_TASK DETAILS:_ Your answer must be an exact copy of the records, minus any pictures.

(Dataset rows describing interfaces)
= = = = =

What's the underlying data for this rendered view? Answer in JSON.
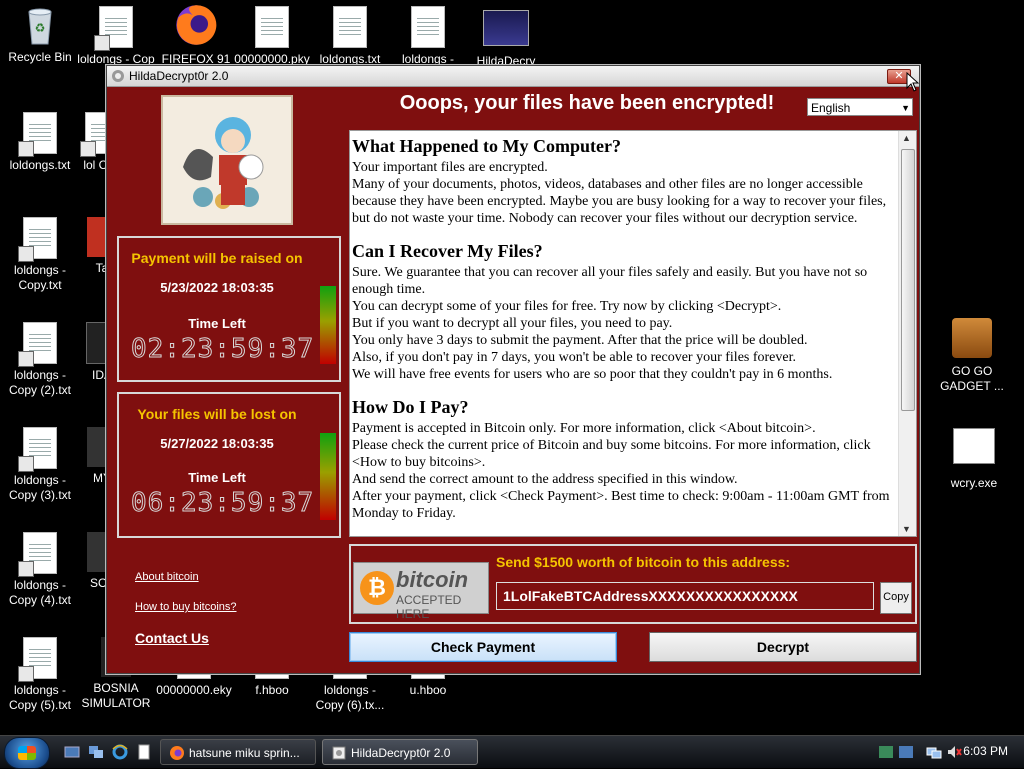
{
  "desktop": {
    "icons_top": [
      {
        "label": "Recycle Bin",
        "icon": "recycle-bin-icon"
      },
      {
        "label": "loldongs - Cop",
        "icon": "text-file-icon"
      },
      {
        "label": "FIREFOX 91",
        "icon": "firefox-icon"
      },
      {
        "label": "00000000.pky",
        "icon": "file-icon"
      },
      {
        "label": "loldongs.txt",
        "icon": "file-icon"
      },
      {
        "label": "loldongs -",
        "icon": "file-icon"
      },
      {
        "label": "HildaDecry",
        "icon": "app-icon"
      }
    ],
    "icons_left": [
      {
        "label": "loldongs.txt"
      },
      {
        "label": "loldongs - Copy.txt"
      },
      {
        "label": "loldongs - Copy (2).txt"
      },
      {
        "label": "loldongs - Copy (3).txt"
      },
      {
        "label": "loldongs - Copy (4).txt"
      },
      {
        "label": "loldongs - Copy (5).txt"
      }
    ],
    "icons_col2": [
      {
        "label": "lol Cop"
      },
      {
        "label": "Ta"
      },
      {
        "label": "IDA"
      },
      {
        "label": "MY"
      },
      {
        "label": "SO I"
      },
      {
        "label": "BOSNIA SIMULATOR"
      }
    ],
    "icons_bottom": [
      {
        "label": "00000000.eky"
      },
      {
        "label": "f.hboo"
      },
      {
        "label": "loldongs - Copy (6).tx..."
      },
      {
        "label": "u.hboo"
      }
    ],
    "icons_right": [
      {
        "label": "GO GO GADGET ..."
      },
      {
        "label": "wcry.exe"
      }
    ]
  },
  "window": {
    "title": "HildaDecrypt0r 2.0",
    "close_label": "✕",
    "heading": "Ooops, your files have been encrypted!",
    "language": "English",
    "panel1": {
      "title": "Payment will be raised on",
      "date": "5/23/2022 18:03:35",
      "time_left_label": "Time Left",
      "countdown": "02:23:59:37",
      "bar_level": 0.85
    },
    "panel2": {
      "title": "Your files will be lost on",
      "date": "5/27/2022 18:03:35",
      "time_left_label": "Time Left",
      "countdown": "06:23:59:37",
      "bar_level": 0.95
    },
    "links": {
      "about_bitcoin": "About bitcoin",
      "how_to_buy": "How to buy bitcoins?",
      "contact": "Contact Us"
    },
    "content": {
      "s1_title": "What Happened to My Computer?",
      "s1_p1": "Your important files are encrypted.",
      "s1_p2": "Many of your documents, photos, videos, databases and other files are no longer accessible because they have been encrypted. Maybe you are busy looking for a way to recover your files, but do not waste your time. Nobody can recover your files without our decryption service.",
      "s2_title": "Can I Recover My Files?",
      "s2_p1": "Sure. We guarantee that you can recover all your files safely and easily. But you have not so enough time.",
      "s2_p2": "You can decrypt some of your files for free. Try now by clicking <Decrypt>.",
      "s2_p3": "But if you want to decrypt all your files, you need to pay.",
      "s2_p4": "You only have 3 days to submit the payment. After that the price will be doubled.",
      "s2_p5": "Also, if you don't pay in 7 days, you won't be able to recover your files forever.",
      "s2_p6": "We will have free events for users who are so poor that they couldn't pay in 6 months.",
      "s3_title": "How Do I Pay?",
      "s3_p1": "Payment is accepted in Bitcoin only. For more information, click <About bitcoin>.",
      "s3_p2": "Please check the current price of Bitcoin and buy some bitcoins. For more information, click <How to buy bitcoins>.",
      "s3_p3": "And send the correct amount to the address specified in this window.",
      "s3_p4": "After your payment, click <Check Payment>. Best time to check: 9:00am - 11:00am GMT from Monday to Friday."
    },
    "bitcoin": {
      "logo_word": "bitcoin",
      "logo_sub": "ACCEPTED HERE",
      "send_label": "Send $1500 worth of bitcoin to this address:",
      "address": "1LolFakeBTCAddressXXXXXXXXXXXXXXXX",
      "copy_label": "Copy"
    },
    "buttons": {
      "check_payment": "Check Payment",
      "decrypt": "Decrypt"
    }
  },
  "taskbar": {
    "tasks": [
      {
        "label": "hatsune miku sprin..."
      },
      {
        "label": "HildaDecrypt0r 2.0"
      }
    ],
    "clock": "6:03 PM"
  },
  "colors": {
    "window_bg": "#7f0f0f",
    "accent_yellow": "#f5c400"
  }
}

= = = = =

_EXERCISE RESULT:_
What's the underlying data for this rendered view? Answer in JSON.
{
  "desktop": {
    "icons_top": [
      {
        "label": "Recycle Bin",
        "icon": "recycle-bin-icon"
      },
      {
        "label": "loldongs - Cop",
        "icon": "text-file-icon"
      },
      {
        "label": "FIREFOX 91",
        "icon": "firefox-icon"
      },
      {
        "label": "00000000.pky",
        "icon": "file-icon"
      },
      {
        "label": "loldongs.txt",
        "icon": "file-icon"
      },
      {
        "label": "loldongs -",
        "icon": "file-icon"
      },
      {
        "label": "HildaDecry",
        "icon": "app-icon"
      }
    ],
    "icons_left": [
      {
        "label": "loldongs.txt"
      },
      {
        "label": "loldongs - Copy.txt"
      },
      {
        "label": "loldongs - Copy (2).txt"
      },
      {
        "label": "loldongs - Copy (3).txt"
      },
      {
        "label": "loldongs - Copy (4).txt"
      },
      {
        "label": "loldongs - Copy (5).txt"
      }
    ],
    "icons_col2": [
      {
        "label": "lol Cop"
      },
      {
        "label": "Ta"
      },
      {
        "label": "IDA"
      },
      {
        "label": "MY"
      },
      {
        "label": "SO I"
      },
      {
        "label": "BOSNIA SIMULATOR"
      }
    ],
    "icons_bottom": [
      {
        "label": "00000000.eky"
      },
      {
        "label": "f.hboo"
      },
      {
        "label": "loldongs - Copy (6).tx..."
      },
      {
        "label": "u.hboo"
      }
    ],
    "icons_right": [
      {
        "label": "GO GO GADGET ..."
      },
      {
        "label": "wcry.exe"
      }
    ]
  },
  "window": {
    "title": "HildaDecrypt0r 2.0",
    "close_label": "✕",
    "heading": "Ooops, your files have been encrypted!",
    "language": "English",
    "panel1": {
      "title": "Payment will be raised on",
      "date": "5/23/2022 18:03:35",
      "time_left_label": "Time Left",
      "countdown": "02:23:59:37",
      "bar_level": 0.85
    },
    "panel2": {
      "title": "Your files will be lost on",
      "date": "5/27/2022 18:03:35",
      "time_left_label": "Time Left",
      "countdown": "06:23:59:37",
      "bar_level": 0.95
    },
    "links": {
      "about_bitcoin": "About bitcoin",
      "how_to_buy": "How to buy bitcoins?",
      "contact": "Contact Us"
    },
    "content": {
      "s1_title": "What Happened to My Computer?",
      "s1_p1": "Your important files are encrypted.",
      "s1_p2": "Many of your documents, photos, videos, databases and other files are no longer accessible because they have been encrypted. Maybe you are busy looking for a way to recover your files, but do not waste your time. Nobody can recover your files without our decryption service.",
      "s2_title": "Can I Recover My Files?",
      "s2_p1": "Sure. We guarantee that you can recover all your files safely and easily. But you have not so enough time.",
      "s2_p2": "You can decrypt some of your files for free. Try now by clicking <Decrypt>.",
      "s2_p3": "But if you want to decrypt all your files, you need to pay.",
      "s2_p4": "You only have 3 days to submit the payment. After that the price will be doubled.",
      "s2_p5": "Also, if you don't pay in 7 days, you won't be able to recover your files forever.",
      "s2_p6": "We will have free events for users who are so poor that they couldn't pay in 6 months.",
      "s3_title": "How Do I Pay?",
      "s3_p1": "Payment is accepted in Bitcoin only. For more information, click <About bitcoin>.",
      "s3_p2": "Please check the current price of Bitcoin and buy some bitcoins. For more information, click <How to buy bitcoins>.",
      "s3_p3": "And send the correct amount to the address specified in this window.",
      "s3_p4": "After your payment, click <Check Payment>. Best time to check: 9:00am - 11:00am GMT from Monday to Friday."
    },
    "bitcoin": {
      "logo_word": "bitcoin",
      "logo_sub": "ACCEPTED HERE",
      "send_label": "Send $1500 worth of bitcoin to this address:",
      "address": "1LolFakeBTCAddressXXXXXXXXXXXXXXXX",
      "copy_label": "Copy"
    },
    "buttons": {
      "check_payment": "Check Payment",
      "decrypt": "Decrypt"
    }
  },
  "taskbar": {
    "tasks": [
      {
        "label": "hatsune miku sprin..."
      },
      {
        "label": "HildaDecrypt0r 2.0"
      }
    ],
    "clock": "6:03 PM"
  },
  "colors": {
    "window_bg": "#7f0f0f",
    "accent_yellow": "#f5c400"
  }
}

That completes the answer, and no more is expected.